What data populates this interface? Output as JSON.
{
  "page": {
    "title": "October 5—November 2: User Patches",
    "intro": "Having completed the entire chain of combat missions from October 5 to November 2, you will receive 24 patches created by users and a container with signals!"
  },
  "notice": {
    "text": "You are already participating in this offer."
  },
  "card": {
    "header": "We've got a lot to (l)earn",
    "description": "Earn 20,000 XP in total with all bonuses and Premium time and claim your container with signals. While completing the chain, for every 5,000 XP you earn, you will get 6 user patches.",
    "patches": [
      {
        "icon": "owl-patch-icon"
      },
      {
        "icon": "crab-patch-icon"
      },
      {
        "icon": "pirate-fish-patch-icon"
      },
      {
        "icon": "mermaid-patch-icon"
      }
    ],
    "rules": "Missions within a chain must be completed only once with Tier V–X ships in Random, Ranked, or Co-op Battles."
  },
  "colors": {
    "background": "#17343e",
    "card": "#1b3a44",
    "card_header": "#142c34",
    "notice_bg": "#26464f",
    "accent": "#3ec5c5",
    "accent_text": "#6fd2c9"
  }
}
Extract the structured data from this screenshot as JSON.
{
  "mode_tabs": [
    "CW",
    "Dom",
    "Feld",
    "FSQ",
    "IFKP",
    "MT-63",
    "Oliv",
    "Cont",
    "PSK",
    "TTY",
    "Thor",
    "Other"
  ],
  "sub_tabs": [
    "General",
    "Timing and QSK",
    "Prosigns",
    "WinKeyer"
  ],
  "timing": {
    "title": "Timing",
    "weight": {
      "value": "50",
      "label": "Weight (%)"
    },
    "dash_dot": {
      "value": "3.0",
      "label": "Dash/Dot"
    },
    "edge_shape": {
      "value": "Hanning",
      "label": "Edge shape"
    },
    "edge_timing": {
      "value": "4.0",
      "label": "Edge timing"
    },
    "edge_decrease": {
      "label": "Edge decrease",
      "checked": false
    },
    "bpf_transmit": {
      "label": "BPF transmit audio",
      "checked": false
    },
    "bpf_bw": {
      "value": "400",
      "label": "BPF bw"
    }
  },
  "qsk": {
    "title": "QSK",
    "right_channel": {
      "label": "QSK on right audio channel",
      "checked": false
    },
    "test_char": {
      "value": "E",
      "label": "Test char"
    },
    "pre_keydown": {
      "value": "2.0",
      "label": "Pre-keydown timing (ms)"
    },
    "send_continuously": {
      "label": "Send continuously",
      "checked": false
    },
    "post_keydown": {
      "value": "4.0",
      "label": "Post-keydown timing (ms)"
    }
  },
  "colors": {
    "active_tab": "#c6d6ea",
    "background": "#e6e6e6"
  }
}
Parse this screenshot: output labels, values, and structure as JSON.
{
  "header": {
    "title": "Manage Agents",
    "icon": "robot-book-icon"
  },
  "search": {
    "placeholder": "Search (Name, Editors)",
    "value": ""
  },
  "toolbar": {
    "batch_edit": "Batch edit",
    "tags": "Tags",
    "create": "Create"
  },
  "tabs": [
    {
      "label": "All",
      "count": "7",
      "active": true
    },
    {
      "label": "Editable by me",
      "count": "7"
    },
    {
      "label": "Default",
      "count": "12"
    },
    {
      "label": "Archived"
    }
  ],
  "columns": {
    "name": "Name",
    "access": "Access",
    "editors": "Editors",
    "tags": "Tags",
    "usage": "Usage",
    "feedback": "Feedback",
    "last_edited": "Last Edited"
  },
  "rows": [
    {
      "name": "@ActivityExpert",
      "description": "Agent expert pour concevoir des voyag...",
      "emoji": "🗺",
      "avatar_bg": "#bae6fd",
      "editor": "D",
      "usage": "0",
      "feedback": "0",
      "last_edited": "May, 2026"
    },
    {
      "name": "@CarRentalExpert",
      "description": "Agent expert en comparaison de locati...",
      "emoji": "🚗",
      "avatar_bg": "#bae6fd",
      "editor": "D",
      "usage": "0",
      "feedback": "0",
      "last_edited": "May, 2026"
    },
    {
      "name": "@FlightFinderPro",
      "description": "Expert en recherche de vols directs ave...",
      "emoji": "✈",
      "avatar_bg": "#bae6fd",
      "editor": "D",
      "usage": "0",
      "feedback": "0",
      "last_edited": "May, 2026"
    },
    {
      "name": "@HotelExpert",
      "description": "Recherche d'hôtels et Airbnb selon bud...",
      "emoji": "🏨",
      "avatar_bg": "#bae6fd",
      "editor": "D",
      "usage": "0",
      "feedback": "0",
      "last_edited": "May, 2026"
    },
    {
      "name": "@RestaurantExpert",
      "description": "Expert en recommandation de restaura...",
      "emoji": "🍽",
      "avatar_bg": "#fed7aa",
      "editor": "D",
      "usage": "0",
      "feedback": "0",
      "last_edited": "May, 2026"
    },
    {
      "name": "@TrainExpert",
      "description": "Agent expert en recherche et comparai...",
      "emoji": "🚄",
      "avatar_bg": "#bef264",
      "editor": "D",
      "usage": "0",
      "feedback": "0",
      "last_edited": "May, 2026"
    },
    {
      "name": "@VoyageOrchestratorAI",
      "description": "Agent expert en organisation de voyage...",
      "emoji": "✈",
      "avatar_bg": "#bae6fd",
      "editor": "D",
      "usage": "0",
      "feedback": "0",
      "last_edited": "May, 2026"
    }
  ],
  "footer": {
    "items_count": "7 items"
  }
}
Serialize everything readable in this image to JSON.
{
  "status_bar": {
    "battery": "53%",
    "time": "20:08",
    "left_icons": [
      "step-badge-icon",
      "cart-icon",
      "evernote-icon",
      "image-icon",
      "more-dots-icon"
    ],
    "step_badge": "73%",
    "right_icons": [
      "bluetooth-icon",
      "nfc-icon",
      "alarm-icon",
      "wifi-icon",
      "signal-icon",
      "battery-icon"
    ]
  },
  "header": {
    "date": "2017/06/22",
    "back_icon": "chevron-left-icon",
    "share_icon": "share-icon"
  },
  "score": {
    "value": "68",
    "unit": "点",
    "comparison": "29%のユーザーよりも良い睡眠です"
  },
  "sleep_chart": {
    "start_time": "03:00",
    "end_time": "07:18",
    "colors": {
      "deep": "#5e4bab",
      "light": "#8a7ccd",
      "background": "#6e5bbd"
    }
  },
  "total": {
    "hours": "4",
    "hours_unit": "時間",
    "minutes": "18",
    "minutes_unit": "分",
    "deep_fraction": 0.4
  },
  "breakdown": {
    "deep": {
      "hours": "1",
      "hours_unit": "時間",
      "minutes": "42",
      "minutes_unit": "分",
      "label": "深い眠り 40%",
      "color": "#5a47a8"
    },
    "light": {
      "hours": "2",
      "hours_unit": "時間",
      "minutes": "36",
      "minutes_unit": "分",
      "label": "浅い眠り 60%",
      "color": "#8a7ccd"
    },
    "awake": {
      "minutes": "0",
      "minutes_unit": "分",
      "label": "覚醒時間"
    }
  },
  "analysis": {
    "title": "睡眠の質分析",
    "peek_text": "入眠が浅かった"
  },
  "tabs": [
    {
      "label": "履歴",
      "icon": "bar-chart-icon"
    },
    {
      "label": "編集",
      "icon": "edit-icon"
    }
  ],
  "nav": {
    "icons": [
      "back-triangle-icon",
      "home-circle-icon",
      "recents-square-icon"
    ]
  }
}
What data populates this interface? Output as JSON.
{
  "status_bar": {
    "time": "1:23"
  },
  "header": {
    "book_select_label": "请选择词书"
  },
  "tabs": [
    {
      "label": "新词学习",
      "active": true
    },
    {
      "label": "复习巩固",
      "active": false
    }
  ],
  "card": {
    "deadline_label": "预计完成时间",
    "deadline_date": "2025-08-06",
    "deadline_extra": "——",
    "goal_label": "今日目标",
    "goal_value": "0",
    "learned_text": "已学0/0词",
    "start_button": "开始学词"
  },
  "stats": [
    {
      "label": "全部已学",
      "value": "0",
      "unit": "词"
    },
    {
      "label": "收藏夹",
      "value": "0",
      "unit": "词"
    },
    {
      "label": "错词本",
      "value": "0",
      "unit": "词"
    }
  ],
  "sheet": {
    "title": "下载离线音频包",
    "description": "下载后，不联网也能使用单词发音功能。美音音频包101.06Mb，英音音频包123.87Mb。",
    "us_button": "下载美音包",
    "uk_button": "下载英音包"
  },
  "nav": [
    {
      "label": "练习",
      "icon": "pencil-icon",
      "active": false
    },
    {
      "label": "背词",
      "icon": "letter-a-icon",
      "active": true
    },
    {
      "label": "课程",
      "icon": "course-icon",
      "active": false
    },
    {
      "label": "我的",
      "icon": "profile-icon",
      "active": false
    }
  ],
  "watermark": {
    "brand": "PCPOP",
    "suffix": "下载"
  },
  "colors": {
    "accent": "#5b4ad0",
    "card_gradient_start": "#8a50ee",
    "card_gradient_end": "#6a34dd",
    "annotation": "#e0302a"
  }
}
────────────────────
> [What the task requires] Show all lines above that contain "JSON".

> [Response]
What data populates this interface? Output as JSON.
Extract the structured data from this screenshot as JSON.
Parse this screenshot: output labels, values, and structure as JSON.
Serialize everything readable in this image to JSON.
What data populates this interface? Output as JSON.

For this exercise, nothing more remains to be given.